This brings out the “Outlandish” Zicky Dice who, after some boasting of how expensive his shitty accessories are, gets a title match with Starks. As the match gets underway, Joe Galli informs us of the Lucky 7 Rule, stating that if the World Television Champion successfully defends the title seven straight times, they earn a shot at the Worlds Heavyweight Championship, another innovative feature. Starks again proves that he’s the full package, who already gets the intricacies of a proper promo, while backing it up with good in-ring work as he shows off his athleticism.
We get a promo from the new Tag Team Championships, Eli Drake & James Storm who are soon confronted by Aron “Shooter” Stevens– who’s sporting the “largest third degree Mongrovian Karate Black Belt, which he wears as a scarf– and Question Mark. This gives an opportunity for the babyface to have some fun, while Stevens takes it all too seriously.
This is a good place to point out that the NWA made a shrewd decision at Hard Times, and that was to put their championships on all their top talents, as Aldis, Drake, Rosa, and Starks all carry gold. This promo also is a prime example of the impact that the hot crowd can have on the ring-side promos, something that makes Powerrr so unique.
Trevor Murdoch also comes out to inform Stevens that he’ll be defending his National Championship against him next week.
The show ends with the sit-down confrontation between Aldis and Marty Scurll. As per the stipulation from his victory over Flip Gordon at Hard Times, “The National Treasure” holds the right to name any terms he chooses in any matches with Scurll.

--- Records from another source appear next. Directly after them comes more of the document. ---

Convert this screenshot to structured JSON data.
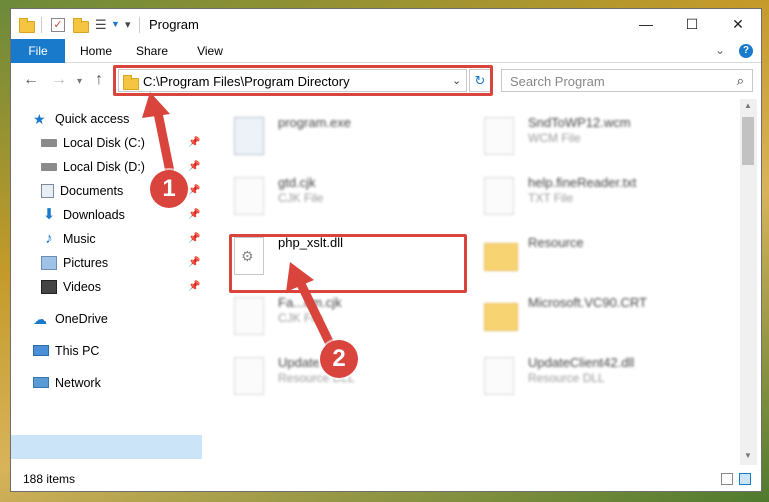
{
  "window": {
    "title": "Program"
  },
  "ribbon": {
    "tabs": [
      "File",
      "Home",
      "Share",
      "View"
    ],
    "help": "?"
  },
  "nav": {
    "address": "C:\\Program Files\\Program Directory",
    "search_placeholder": "Search Program"
  },
  "sidebar": {
    "quick_access": "Quick access",
    "items": [
      {
        "label": "Local Disk (C:)",
        "icon": "drive-icon",
        "pinned": true
      },
      {
        "label": "Local Disk (D:)",
        "icon": "drive-icon",
        "pinned": true
      },
      {
        "label": "Documents",
        "icon": "documents-icon",
        "pinned": true
      },
      {
        "label": "Downloads",
        "icon": "downloads-icon",
        "pinned": true
      },
      {
        "label": "Music",
        "icon": "music-icon",
        "pinned": true
      },
      {
        "label": "Pictures",
        "icon": "pictures-icon",
        "pinned": true
      },
      {
        "label": "Videos",
        "icon": "videos-icon",
        "pinned": true
      }
    ],
    "onedrive": "OneDrive",
    "this_pc": "This PC",
    "network": "Network"
  },
  "files": [
    {
      "name": "program.exe",
      "type": ""
    },
    {
      "name": "SndToWP12.wcm",
      "type": "WCM File"
    },
    {
      "name": "gtd.cjk",
      "type": "CJK File"
    },
    {
      "name": "help.fineReader.txt",
      "type": "TXT File"
    },
    {
      "name": "php_xslt.dll",
      "type": ""
    },
    {
      "name": "Resource",
      "type": ""
    },
    {
      "name": "Fa...om.cjk",
      "type": "CJK File"
    },
    {
      "name": "Microsoft.VC90.CRT",
      "type": ""
    },
    {
      "name": "Update...5.dll",
      "type": "Resource DLL"
    },
    {
      "name": "UpdateClient42.dll",
      "type": "Resource DLL"
    }
  ],
  "status": {
    "count": "188 items"
  },
  "annotations": {
    "step1": "1",
    "step2": "2"
  },
  "colors": {
    "accent": "#1979ca",
    "highlight": "#d9453c",
    "selected": "#cce4f7"
  }
}
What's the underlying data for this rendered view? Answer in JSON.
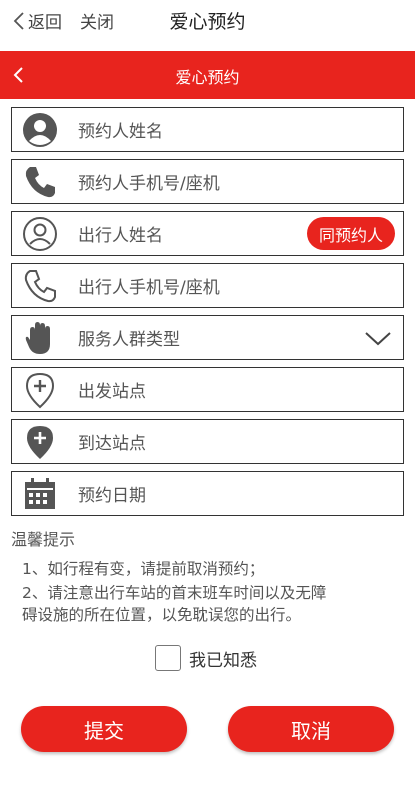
{
  "topbar": {
    "back_label": "返回",
    "close_label": "关闭",
    "title": "爱心预约"
  },
  "header": {
    "title": "爱心预约"
  },
  "form": {
    "booker_name_placeholder": "预约人姓名",
    "booker_phone_placeholder": "预约人手机号/座机",
    "traveler_name_placeholder": "出行人姓名",
    "same_as_booker_label": "同预约人",
    "traveler_phone_placeholder": "出行人手机号/座机",
    "service_group_placeholder": "服务人群类型",
    "departure_station_placeholder": "出发站点",
    "arrival_station_placeholder": "到达站点",
    "date_placeholder": "预约日期"
  },
  "tips": {
    "title": "温馨提示",
    "line1": "1、如行程有变，请提前取消预约；",
    "line2a": "2、请注意出行车站的首末班车时间以及无障",
    "line2b": "碍设施的所在位置，以免耽误您的出行。"
  },
  "agree": {
    "label": "我已知悉",
    "checked": false
  },
  "actions": {
    "submit_label": "提交",
    "cancel_label": "取消"
  },
  "colors": {
    "accent": "#e8241e"
  }
}
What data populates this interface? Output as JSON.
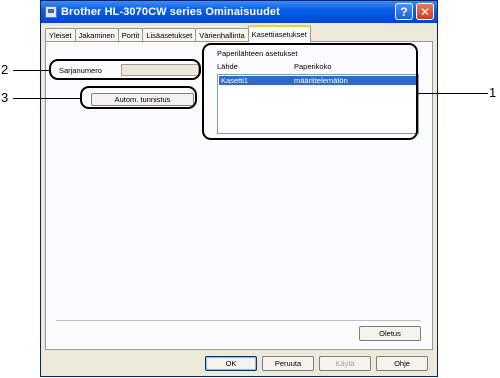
{
  "window": {
    "title": "Brother HL-3070CW series Ominaisuudet",
    "help_label": "?",
    "close_label": "✕"
  },
  "tabs": [
    {
      "label": "Yleiset"
    },
    {
      "label": "Jakaminen"
    },
    {
      "label": "Portit"
    },
    {
      "label": "Lisäasetukset"
    },
    {
      "label": "Värienhallinta"
    },
    {
      "label": "Kasettiasetukset",
      "active": true
    }
  ],
  "serial": {
    "label": "Sarjanumero",
    "value": ""
  },
  "autodetect": {
    "label": "Autom. tunnistus"
  },
  "paper_source": {
    "group_label": "Paperilähteen asetukset",
    "col_source": "Lähde",
    "col_size": "Paperikoko",
    "rows": [
      {
        "source": "Kasetti1",
        "size": "määrittelemätön",
        "selected": true
      }
    ]
  },
  "buttons": {
    "defaults": "Oletus",
    "ok": "OK",
    "cancel": "Peruuta",
    "apply": "Käytä",
    "help": "Ohje"
  },
  "callouts": {
    "one": "1",
    "two": "2",
    "three": "3"
  }
}
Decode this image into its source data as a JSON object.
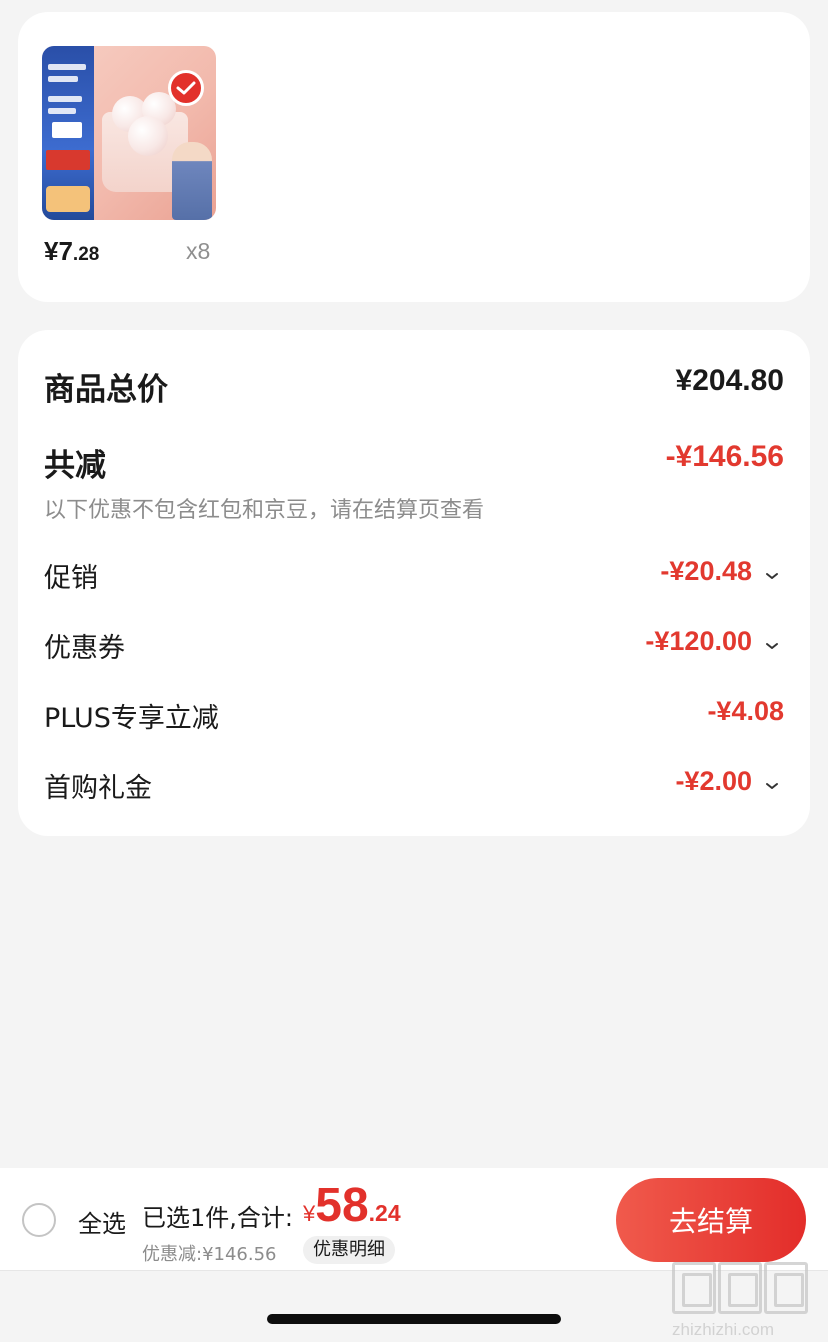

Normally this is an angle that’s used to book anything from the mundane, to the brutal, to the absurd and I honestly just expected it to be a “Loser Leaves the Promotion,” type of thing, but instead NWA decides to ground it with real-life stakes.
Aldis waxes poetic about how he does everything for the NWA, that he “does everything right,” and goes “above and beyond for the boys in the back,” and yet is labelled with a “bullshit reputation of being a problem.” He blames two-faced people in the back for speaking ill about him, but always considered Scurll different because they’ve been lifelong friends– he even mentions that he and Scurll are “more than friends,” which could be a fascinating angle– and was even willing to put their friendship at risk when the two fought for the Worlds Heavyweight Championship at the 2019 Crocket Cup.
Aldis consistently makes references to Scurll’s “huge new deal,”– the reported Godfather offer that Ring of Honor signed him to in order to retain him– and insists that it was that title opportunity that he had at the Crockett Cup that led to all the good fortune in Scurll’s life, and feels slighted that now he wants Aldis’ title too.
But Scurll insists that the money and the influence in ROH means less to him than his wrestling legacy, particularly the lack of World championships he has to his name. This is where it all comes together: the money, the title, the stipulation. Scurll needs a World championship reign on his resume, so that’s why he’s come to the NWA, and Aldis wants to know how badly he really wants it. The champion will grant The Villain a title match at the 2020 Crocket Cup— in honour of the one year anniversary since their last World title match– but, if Scurll loses then he has to refund the ticket of every person in attendance.
Again, by applying this real-world stipulation– challenging the pursuit of dreams with financial stability– it gives the match dynamic that is wholly unique. It will also put the crowd in conflict, as they debate whether they’d rather see the ultra heel Aldis fall, or get their money back.